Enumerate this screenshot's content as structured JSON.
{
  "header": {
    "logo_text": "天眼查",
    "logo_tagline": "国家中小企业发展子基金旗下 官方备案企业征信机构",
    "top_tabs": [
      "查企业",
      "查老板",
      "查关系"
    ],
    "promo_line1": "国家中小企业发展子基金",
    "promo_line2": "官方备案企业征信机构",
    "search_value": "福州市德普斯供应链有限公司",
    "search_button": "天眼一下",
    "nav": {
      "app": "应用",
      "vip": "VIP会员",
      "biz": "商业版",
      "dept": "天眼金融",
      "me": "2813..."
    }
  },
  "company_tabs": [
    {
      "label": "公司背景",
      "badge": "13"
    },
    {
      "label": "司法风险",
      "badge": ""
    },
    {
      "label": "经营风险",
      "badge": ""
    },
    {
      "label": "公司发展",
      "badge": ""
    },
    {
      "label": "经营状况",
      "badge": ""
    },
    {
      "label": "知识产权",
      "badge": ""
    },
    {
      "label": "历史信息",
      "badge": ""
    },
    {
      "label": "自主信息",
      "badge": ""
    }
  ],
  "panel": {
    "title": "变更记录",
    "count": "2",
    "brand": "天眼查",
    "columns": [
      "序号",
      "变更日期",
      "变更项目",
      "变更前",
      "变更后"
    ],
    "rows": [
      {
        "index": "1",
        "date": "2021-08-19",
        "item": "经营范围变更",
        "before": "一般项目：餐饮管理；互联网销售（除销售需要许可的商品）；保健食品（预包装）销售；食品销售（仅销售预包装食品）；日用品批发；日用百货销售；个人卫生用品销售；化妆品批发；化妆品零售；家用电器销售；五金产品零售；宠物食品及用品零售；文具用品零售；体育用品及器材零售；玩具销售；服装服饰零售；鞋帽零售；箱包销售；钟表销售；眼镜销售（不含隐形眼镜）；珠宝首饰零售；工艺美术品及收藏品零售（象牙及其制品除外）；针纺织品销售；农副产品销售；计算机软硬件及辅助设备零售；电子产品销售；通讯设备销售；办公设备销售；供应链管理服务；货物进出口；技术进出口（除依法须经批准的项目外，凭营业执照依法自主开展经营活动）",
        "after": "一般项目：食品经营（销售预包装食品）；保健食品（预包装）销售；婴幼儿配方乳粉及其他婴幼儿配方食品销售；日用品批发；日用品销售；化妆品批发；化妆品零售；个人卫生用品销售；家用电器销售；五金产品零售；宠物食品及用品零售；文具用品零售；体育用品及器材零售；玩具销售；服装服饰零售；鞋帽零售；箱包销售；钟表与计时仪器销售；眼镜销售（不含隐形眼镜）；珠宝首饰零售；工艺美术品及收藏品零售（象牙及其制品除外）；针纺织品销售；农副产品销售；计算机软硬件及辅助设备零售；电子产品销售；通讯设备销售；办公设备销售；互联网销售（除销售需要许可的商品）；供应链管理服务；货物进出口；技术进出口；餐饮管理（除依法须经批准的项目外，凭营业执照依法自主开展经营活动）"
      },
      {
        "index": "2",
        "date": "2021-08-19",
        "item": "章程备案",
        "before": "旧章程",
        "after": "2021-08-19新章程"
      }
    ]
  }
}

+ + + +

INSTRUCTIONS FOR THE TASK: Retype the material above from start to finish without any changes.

OUTPUT OF THE TASK:
Enumerate this screenshot's content as structured JSON.
{
  "header": {
    "logo_text": "天眼查",
    "logo_tagline": "国家中小企业发展子基金旗下 官方备案企业征信机构",
    "top_tabs": [
      "查企业",
      "查老板",
      "查关系"
    ],
    "promo_line1": "国家中小企业发展子基金",
    "promo_line2": "官方备案企业征信机构",
    "search_value": "福州市德普斯供应链有限公司",
    "search_button": "天眼一下",
    "nav": {
      "app": "应用",
      "vip": "VIP会员",
      "biz": "商业版",
      "dept": "天眼金融",
      "me": "2813..."
    }
  },
  "company_tabs": [
    {
      "label": "公司背景",
      "badge": "13"
    },
    {
      "label": "司法风险",
      "badge": ""
    },
    {
      "label": "经营风险",
      "badge": ""
    },
    {
      "label": "公司发展",
      "badge": ""
    },
    {
      "label": "经营状况",
      "badge": ""
    },
    {
      "label": "知识产权",
      "badge": ""
    },
    {
      "label": "历史信息",
      "badge": ""
    },
    {
      "label": "自主信息",
      "badge": ""
    }
  ],
  "panel": {
    "title": "变更记录",
    "count": "2",
    "brand": "天眼查",
    "columns": [
      "序号",
      "变更日期",
      "变更项目",
      "变更前",
      "变更后"
    ],
    "rows": [
      {
        "index": "1",
        "date": "2021-08-19",
        "item": "经营范围变更",
        "before": "一般项目：餐饮管理；互联网销售（除销售需要许可的商品）；保健食品（预包装）销售；食品销售（仅销售预包装食品）；日用品批发；日用百货销售；个人卫生用品销售；化妆品批发；化妆品零售；家用电器销售；五金产品零售；宠物食品及用品零售；文具用品零售；体育用品及器材零售；玩具销售；服装服饰零售；鞋帽零售；箱包销售；钟表销售；眼镜销售（不含隐形眼镜）；珠宝首饰零售；工艺美术品及收藏品零售（象牙及其制品除外）；针纺织品销售；农副产品销售；计算机软硬件及辅助设备零售；电子产品销售；通讯设备销售；办公设备销售；供应链管理服务；货物进出口；技术进出口（除依法须经批准的项目外，凭营业执照依法自主开展经营活动）",
        "after": "一般项目：食品经营（销售预包装食品）；保健食品（预包装）销售；婴幼儿配方乳粉及其他婴幼儿配方食品销售；日用品批发；日用品销售；化妆品批发；化妆品零售；个人卫生用品销售；家用电器销售；五金产品零售；宠物食品及用品零售；文具用品零售；体育用品及器材零售；玩具销售；服装服饰零售；鞋帽零售；箱包销售；钟表与计时仪器销售；眼镜销售（不含隐形眼镜）；珠宝首饰零售；工艺美术品及收藏品零售（象牙及其制品除外）；针纺织品销售；农副产品销售；计算机软硬件及辅助设备零售；电子产品销售；通讯设备销售；办公设备销售；互联网销售（除销售需要许可的商品）；供应链管理服务；货物进出口；技术进出口；餐饮管理（除依法须经批准的项目外，凭营业执照依法自主开展经营活动）"
      },
      {
        "index": "2",
        "date": "2021-08-19",
        "item": "章程备案",
        "before": "旧章程",
        "after": "2021-08-19新章程"
      }
    ]
  }
}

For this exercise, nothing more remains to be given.